And remember, these conversations should not be one-sided. You have as much to learn from your kids as they do from you, so be sure to foster an environment that encourages your heirs to ask questions and share their perspectives. As your conversations progress, it will give you the opportunity to calibrate your wealth transfer plans based on what you learn. And likewise, your heirs may decide to calibrate their financial planning based on what you share with them.
Give Your Children Room to Rise
Many professionals in the legacy planning business talk about the “next generation,” but I like to refer to this group as the “rising generation.” Every generation has room to rise, particularly younger family members. To rise, your heirs need the opportunity to face their own struggles, forge their own work, form their own healthy relationships, learn to communicate responsibly and even fail. As hard as it is, as parents who are wealth creators, it is your responsibility to get out of the way and make room for this to happen.
As an example, in my work at Wise Counsel, my colleagues and I conducted what we call the 100-Year Families Study. As a part of this study, we interviewed nearly 100 families from around the world who have successfully transitioned major family enterprises through at least three generations. Many of these families require children who want to work in the family business to first build a successful career outside the family enterprise. Then, should they decide they are ready to join the family business, they will hold them to the same standard a non-family member would need to attain the same position.
By taking actions like these, these families empower their heirs and give them room to rise on their own. This helps build their confidence and independence and helps foster what I call a “first-generation mindset.” Having a first-generation mindset is key to rising generation family members seeing their own value. When the rising generation does not see their own value and only worships the family wealth creator, they are more likely to deprioritize themselves and feel as though they do not really matter.
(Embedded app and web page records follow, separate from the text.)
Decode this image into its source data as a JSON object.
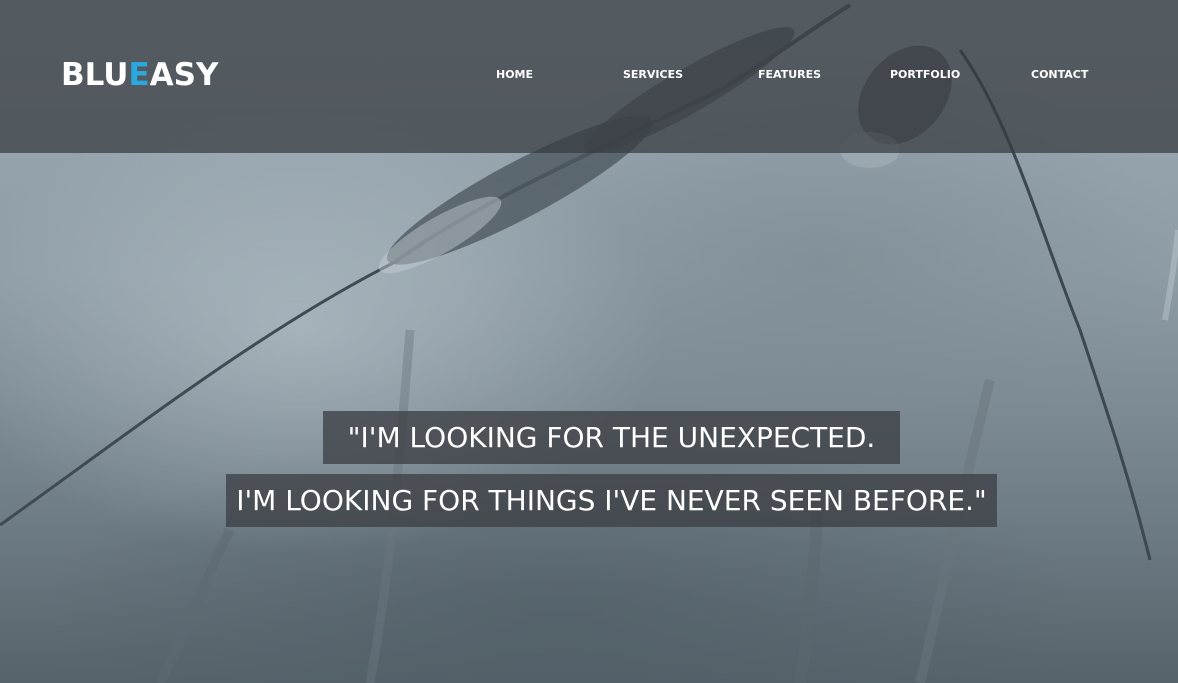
{
  "brand": {
    "logo_part1": "BLU",
    "logo_accent": "E",
    "logo_part2": "ASY",
    "accent_color": "#2aa9e0"
  },
  "nav": {
    "items": [
      {
        "label": "HOME"
      },
      {
        "label": "SERVICES"
      },
      {
        "label": "FEATURES"
      },
      {
        "label": "PORTFOLIO"
      },
      {
        "label": "CONTACT"
      }
    ]
  },
  "hero": {
    "background": "wheat-grass-photo",
    "quote_line1": "\"I'M LOOKING FOR THE UNEXPECTED.",
    "quote_line2": "I'M LOOKING FOR THINGS I'VE NEVER SEEN BEFORE.\""
  }
}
This can lead to a depletion of both qualitative and quantitative wealth, causing the family to fail in stewarding wealth from one generation to the next.
Starting Your Legacy Plan
As you begin your legacy planning journey, it is easy to focus on your balance sheet. But over the course of my career, I have found that transferring qualitative wealth alongside financial assets is the key to legacies transcending generations. Parenting — raising independent children — is a core part of your family’s qualitative wealth. Without it, the chances of your hopes and dreams for the generations that come after you materializing are less likely.
As you begin legacy planning, your financial advisor should play a key role. Whatever the professional background, his or her experience working with families in similar situations brings value to the conversation that extends well beyond the numbers. What’s more, financial advisors routinely work with third-party professionals (like accountants, estate planning attorneys and family wealth consultants) on their clients’ advisory teams. Whether you have a team in mind already or you don’t know who to call, your financial advisor can help.
Keith Whitaker and Wise Counsel Research Associates are not affiliated with Northwestern Mutual and the views expressed by Keith Whitaker and Wise Counsel Research Associates do not necessarily represent those of Northwestern Mutual or its subsidiaries.